*WHAT YOU HAVE TO DO*
Find the string "this" in the records. Copy every line it appears in.

- - - - -

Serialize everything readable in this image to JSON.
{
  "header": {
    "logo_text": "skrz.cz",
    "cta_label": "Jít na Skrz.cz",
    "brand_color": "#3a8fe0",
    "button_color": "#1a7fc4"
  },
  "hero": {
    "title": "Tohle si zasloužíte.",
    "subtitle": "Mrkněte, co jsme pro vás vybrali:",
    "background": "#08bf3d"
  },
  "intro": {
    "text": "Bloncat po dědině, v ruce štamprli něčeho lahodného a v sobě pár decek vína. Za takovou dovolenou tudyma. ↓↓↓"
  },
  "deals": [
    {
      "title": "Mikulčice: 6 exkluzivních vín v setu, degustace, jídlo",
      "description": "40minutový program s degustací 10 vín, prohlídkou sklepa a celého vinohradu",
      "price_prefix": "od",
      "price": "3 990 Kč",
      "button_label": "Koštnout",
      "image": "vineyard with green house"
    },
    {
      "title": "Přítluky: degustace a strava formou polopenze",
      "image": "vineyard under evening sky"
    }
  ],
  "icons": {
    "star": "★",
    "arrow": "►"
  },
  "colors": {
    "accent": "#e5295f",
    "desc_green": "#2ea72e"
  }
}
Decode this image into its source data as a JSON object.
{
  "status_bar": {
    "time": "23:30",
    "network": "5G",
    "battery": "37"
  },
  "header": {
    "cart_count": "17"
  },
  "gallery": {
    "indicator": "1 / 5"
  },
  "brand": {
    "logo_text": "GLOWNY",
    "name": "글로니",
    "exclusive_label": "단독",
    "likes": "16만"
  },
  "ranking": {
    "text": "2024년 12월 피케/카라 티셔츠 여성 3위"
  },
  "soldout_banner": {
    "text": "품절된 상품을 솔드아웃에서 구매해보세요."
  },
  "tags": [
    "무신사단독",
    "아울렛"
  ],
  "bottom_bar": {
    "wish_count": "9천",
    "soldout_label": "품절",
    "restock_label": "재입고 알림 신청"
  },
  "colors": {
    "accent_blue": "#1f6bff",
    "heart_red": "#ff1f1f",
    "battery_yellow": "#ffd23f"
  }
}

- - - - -

*TASK RESULT*
Serialize everything readable in this image to JSON.
Decode this image into its source data as a JSON object.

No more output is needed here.